Supporting economic reintegration through complementary development initiatives: Together with Australia, MFAT funds economic re‑integration initiatives in some countries. For example, VLAB, a start-up in Vanuatu that receives funding from New Zealand, supports returned seasonal workers to complete training and establish or grow a business.
Impact research: The RSE Scheme has been the subject of a range of research and impact studies, which have helped to inform policy. Other research has also been commissioned at the request of Pacific partner countries (e.g. through the PACER Plus implementation unit funded by Australia and New Zealand).
Easing travel: MFAT worked with New Zealand border agencies and Pacific partners to negotiate and open one-way quarantine-free travel with Samoa, Tonga and Vanuatu during the COVID-19 pandemic. New Zealand also adjusted its border settings to allow Ni-Vanuatu workers to travel on national ID cards when passport delays in Vanuatu created barriers to travel.
Informed public debate: Government-commissioned impact studies and a range of academic research and public analysis have contributed to more informed public debate and discussion on policy incoherence issues and trade-offs relating to the scheme.

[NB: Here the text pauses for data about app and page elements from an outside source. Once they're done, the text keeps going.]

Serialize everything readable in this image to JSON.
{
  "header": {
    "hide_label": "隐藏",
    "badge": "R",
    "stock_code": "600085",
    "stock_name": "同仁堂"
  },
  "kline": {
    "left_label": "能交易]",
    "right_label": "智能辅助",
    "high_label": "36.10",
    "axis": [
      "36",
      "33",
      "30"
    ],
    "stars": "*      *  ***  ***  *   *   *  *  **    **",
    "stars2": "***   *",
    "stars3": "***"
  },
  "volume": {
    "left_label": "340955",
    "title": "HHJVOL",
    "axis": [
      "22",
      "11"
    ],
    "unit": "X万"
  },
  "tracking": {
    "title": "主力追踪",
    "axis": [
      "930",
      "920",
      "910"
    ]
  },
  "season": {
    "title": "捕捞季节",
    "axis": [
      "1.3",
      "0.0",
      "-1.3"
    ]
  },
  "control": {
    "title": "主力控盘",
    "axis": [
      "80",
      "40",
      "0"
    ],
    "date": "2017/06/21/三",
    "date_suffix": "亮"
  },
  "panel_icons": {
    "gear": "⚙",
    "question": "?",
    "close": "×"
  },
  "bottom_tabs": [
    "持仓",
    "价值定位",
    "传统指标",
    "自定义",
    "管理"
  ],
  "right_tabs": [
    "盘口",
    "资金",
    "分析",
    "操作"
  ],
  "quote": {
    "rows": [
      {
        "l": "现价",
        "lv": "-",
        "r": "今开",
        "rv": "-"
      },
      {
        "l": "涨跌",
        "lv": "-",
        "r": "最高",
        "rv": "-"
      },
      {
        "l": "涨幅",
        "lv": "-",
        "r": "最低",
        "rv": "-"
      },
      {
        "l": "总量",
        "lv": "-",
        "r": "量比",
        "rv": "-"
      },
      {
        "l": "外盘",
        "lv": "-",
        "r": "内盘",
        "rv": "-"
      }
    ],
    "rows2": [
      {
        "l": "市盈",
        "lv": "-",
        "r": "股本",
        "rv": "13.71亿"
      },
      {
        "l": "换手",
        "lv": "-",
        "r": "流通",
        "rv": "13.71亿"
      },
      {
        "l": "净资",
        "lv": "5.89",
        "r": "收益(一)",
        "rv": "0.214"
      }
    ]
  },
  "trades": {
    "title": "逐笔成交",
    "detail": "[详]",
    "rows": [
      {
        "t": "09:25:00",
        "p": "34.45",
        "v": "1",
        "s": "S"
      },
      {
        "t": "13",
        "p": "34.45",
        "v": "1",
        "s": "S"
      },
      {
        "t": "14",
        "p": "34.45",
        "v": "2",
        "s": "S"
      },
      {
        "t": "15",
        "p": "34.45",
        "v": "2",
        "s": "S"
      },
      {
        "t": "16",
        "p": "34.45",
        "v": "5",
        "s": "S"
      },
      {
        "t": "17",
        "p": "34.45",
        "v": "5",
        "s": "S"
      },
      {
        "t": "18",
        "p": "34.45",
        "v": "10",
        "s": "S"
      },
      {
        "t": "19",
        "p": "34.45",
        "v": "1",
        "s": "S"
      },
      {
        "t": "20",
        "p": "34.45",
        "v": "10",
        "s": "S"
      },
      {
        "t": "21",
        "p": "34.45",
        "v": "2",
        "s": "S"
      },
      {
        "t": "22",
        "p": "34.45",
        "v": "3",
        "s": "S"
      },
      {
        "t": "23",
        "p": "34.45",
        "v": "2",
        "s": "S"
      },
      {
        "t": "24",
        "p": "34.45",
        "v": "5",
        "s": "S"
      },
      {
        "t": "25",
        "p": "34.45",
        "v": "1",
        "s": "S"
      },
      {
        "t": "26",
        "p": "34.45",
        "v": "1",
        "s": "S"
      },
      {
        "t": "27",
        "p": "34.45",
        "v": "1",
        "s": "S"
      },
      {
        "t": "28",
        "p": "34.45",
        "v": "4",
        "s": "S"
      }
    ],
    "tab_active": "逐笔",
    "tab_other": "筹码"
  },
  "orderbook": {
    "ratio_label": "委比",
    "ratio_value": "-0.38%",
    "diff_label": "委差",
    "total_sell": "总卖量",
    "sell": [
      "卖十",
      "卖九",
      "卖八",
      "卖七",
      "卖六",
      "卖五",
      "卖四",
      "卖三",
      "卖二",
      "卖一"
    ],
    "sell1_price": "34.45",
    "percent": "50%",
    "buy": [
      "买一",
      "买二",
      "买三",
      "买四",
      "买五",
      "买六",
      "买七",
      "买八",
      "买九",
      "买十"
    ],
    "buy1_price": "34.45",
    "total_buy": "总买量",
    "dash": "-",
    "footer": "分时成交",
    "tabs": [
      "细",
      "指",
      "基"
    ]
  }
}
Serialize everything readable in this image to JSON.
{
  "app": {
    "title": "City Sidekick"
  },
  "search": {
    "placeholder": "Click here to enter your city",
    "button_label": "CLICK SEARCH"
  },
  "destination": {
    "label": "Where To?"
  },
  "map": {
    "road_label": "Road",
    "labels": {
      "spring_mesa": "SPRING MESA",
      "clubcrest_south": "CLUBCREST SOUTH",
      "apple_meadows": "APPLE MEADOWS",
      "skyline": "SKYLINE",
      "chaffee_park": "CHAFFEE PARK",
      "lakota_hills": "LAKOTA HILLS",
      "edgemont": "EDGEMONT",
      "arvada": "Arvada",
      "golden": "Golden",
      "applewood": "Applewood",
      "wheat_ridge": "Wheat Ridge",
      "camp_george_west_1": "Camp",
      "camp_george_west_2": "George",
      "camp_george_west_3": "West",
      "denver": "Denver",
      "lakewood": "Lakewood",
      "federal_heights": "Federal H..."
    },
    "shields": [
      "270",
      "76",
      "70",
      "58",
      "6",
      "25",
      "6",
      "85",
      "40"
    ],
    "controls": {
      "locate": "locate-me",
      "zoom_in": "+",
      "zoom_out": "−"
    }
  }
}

This builds awareness, facilitating genuine efforts to address incoherence.
Scale and reach: Adjustments to New Zealand’s COVID-19 border settings enabled the employment of more than 11,000 RSE workers in 2021. More than one-tenth of the male working age population in three of the biggest sending countries (Tonga, 18%; Samoa 14%; and Vanuatu, 14%) has been engaged in the New Zealand and Australian regional labour mobility schemes.

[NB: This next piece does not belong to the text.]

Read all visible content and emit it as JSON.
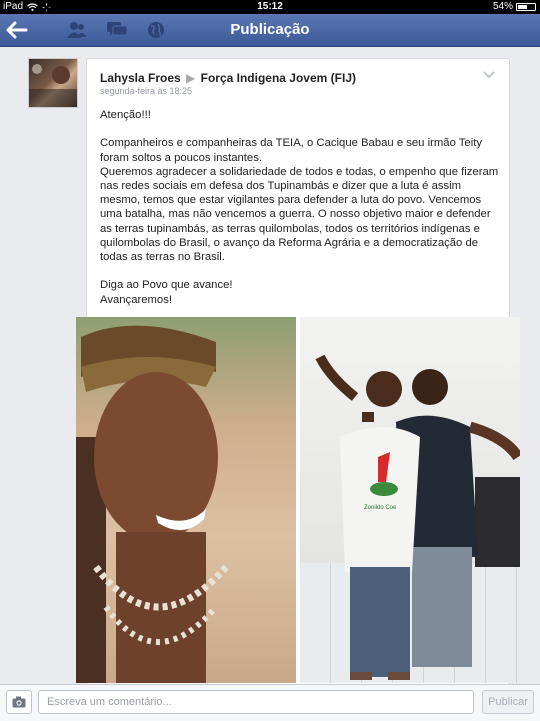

Simplified remittances: With support from MFAT, one solution is currently being piloted for transferring remittances and social security contributions more easily. The Seasonal Worker Superannuation Administration Service (SWSAS) works by linking an employer’s electronic payroll to the National Provident Funds (NPF) in the Pacific. The online service means that RSE workers can easily and cheaply send remittances or retirement savings home.

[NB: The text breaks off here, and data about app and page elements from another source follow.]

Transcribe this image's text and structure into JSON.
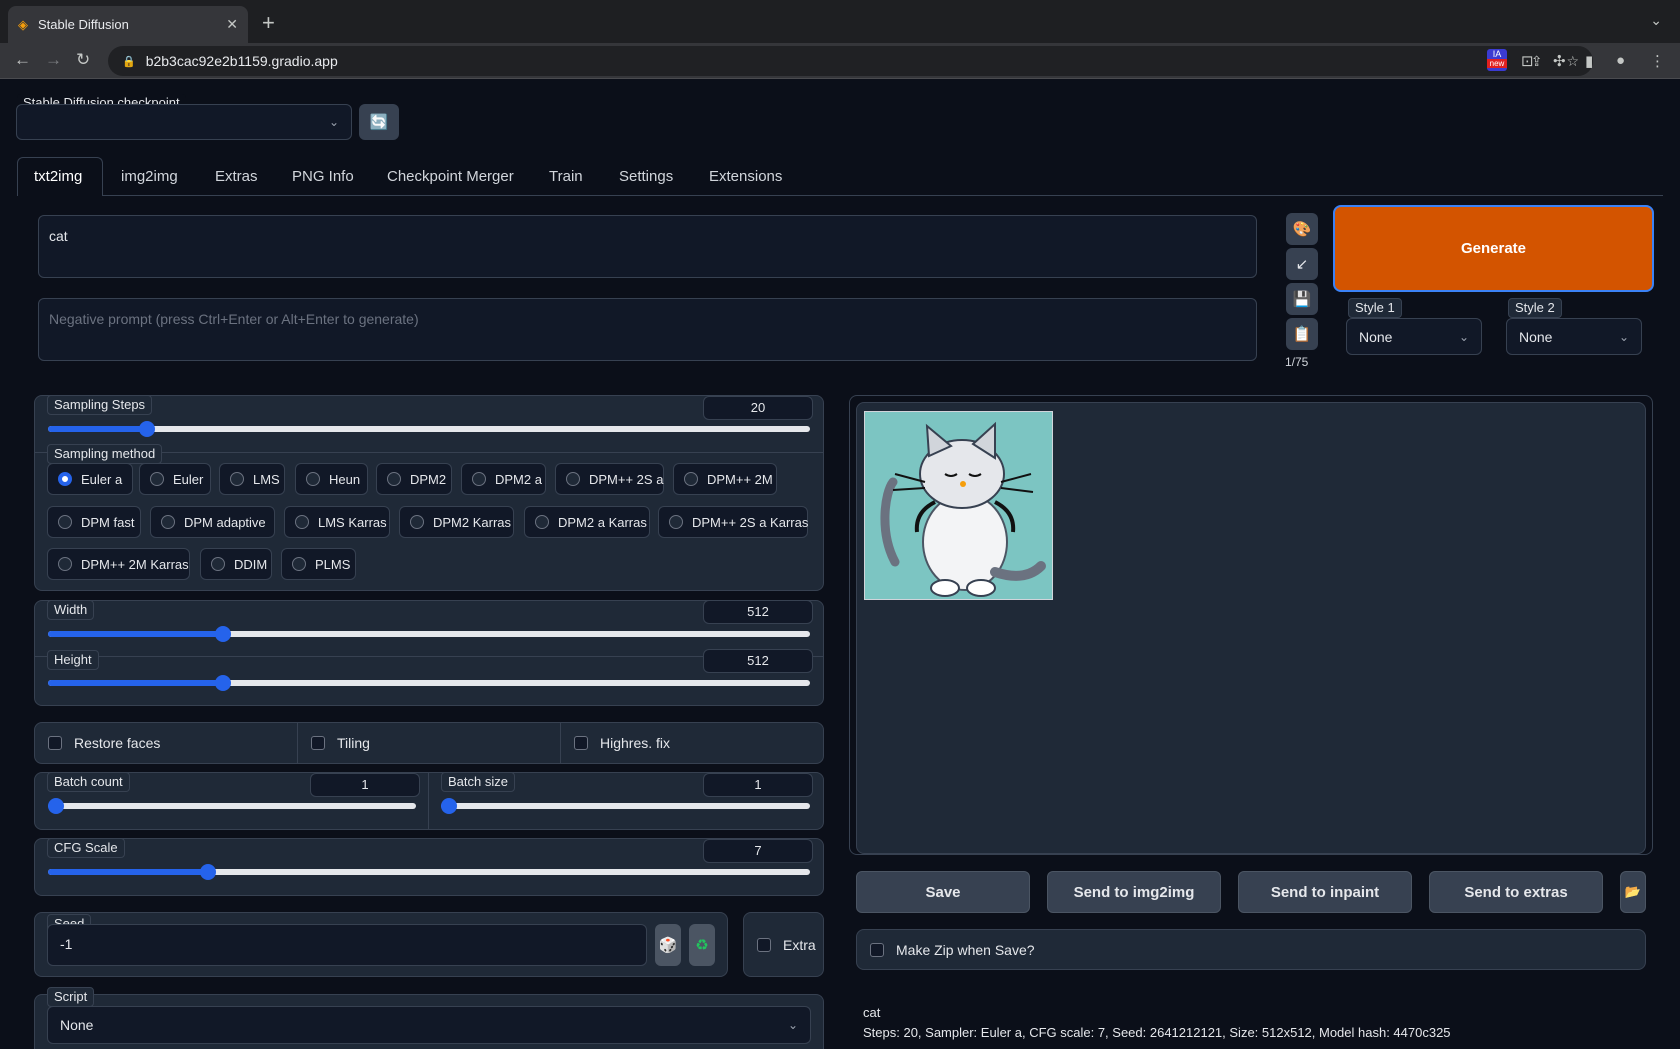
{
  "browser": {
    "tab_title": "Stable Diffusion",
    "url": "b2b3cac92e2b1159.gradio.app",
    "ext_badge": "new"
  },
  "checkpoint": {
    "label": "Stable Diffusion checkpoint",
    "value": ""
  },
  "tabs": [
    "txt2img",
    "img2img",
    "Extras",
    "PNG Info",
    "Checkpoint Merger",
    "Train",
    "Settings",
    "Extensions"
  ],
  "prompt": {
    "value": "cat",
    "negative_placeholder": "Negative prompt (press Ctrl+Enter or Alt+Enter to generate)",
    "token_count": "1/75"
  },
  "generate_label": "Generate",
  "styles": [
    {
      "label": "Style 1",
      "value": "None"
    },
    {
      "label": "Style 2",
      "value": "None"
    }
  ],
  "sampling_steps": {
    "label": "Sampling Steps",
    "value": "20",
    "fraction": 0.13
  },
  "sampling_method": {
    "label": "Sampling method",
    "selected": "Euler a",
    "options": [
      "Euler a",
      "Euler",
      "LMS",
      "Heun",
      "DPM2",
      "DPM2 a",
      "DPM++ 2S a",
      "DPM++ 2M",
      "DPM fast",
      "DPM adaptive",
      "LMS Karras",
      "DPM2 Karras",
      "DPM2 a Karras",
      "DPM++ 2S a Karras",
      "DPM++ 2M Karras",
      "DDIM",
      "PLMS"
    ]
  },
  "width": {
    "label": "Width",
    "value": "512",
    "fraction": 0.23
  },
  "height": {
    "label": "Height",
    "value": "512",
    "fraction": 0.23
  },
  "checkboxes": {
    "restore_faces": "Restore faces",
    "tiling": "Tiling",
    "highres": "Highres. fix"
  },
  "batch_count": {
    "label": "Batch count",
    "value": "1",
    "fraction": 0
  },
  "batch_size": {
    "label": "Batch size",
    "value": "1",
    "fraction": 0
  },
  "cfg_scale": {
    "label": "CFG Scale",
    "value": "7",
    "fraction": 0.21
  },
  "seed": {
    "label": "Seed",
    "value": "-1",
    "extra_label": "Extra"
  },
  "script": {
    "label": "Script",
    "value": "None"
  },
  "output": {
    "buttons": [
      "Save",
      "Send to img2img",
      "Send to inpaint",
      "Send to extras"
    ],
    "zip_label": "Make Zip when Save?",
    "info_line1": "cat",
    "info_line2": "Steps: 20, Sampler: Euler a, CFG scale: 7, Seed: 2641212121, Size: 512x512, Model hash: 4470c325"
  },
  "colors": {
    "accent": "#2563eb",
    "generate": "#d35400",
    "bg": "#0b0f19",
    "panel": "#1f2937"
  }
}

Improvements in living standards: across all five countries analysed in the 2019 Impact Study, there was consensus that the RSE scheme makes a direct contribution to the economic security of participating households and supports improvements in living standards. However, it should be noted that the selective nature of RSE employment opportunities can also contribute to economic inequalities at the village level, as some families participate repeatedly in the scheme while other households fail to gain access.
Identify potential trade-offs from the outset: In its design, the RSE scheme recognised the need to balance the positive impacts for New Zealand with those for individual Pacific Island countries. This process is on-going, supported by research commissioned by MBIE and MFAT to help identify trade-offs as required.
Invest in complementary development actions for real impact: An enduring challenge of Pacific labour mobility schemes is ensuring that complementary actions support positive development impacts in partner countries. This includes equitable targeting of recruitment, for example for unskilled workers. Investing in strengthening the private sector in partner countries would also help to increase wages, encouraging skilled labour to remain and ensuring benefits of the RSE scheme feed back into the local economy. A policy review of the RSE scheme and redesign of New Zealand’s development support for labour mobility in 2023 will be an opportunity to address some of these issues and identify complementary investments to facilitate this.
Ensure regional co-ordination and co-operation: There is a strong need to co-ordinate closely with other regional schemes, namely those of Australia, as the different schemes can have impacts on each other and on partner countries. International and global co-operation are also needed to support banking reform and derisking.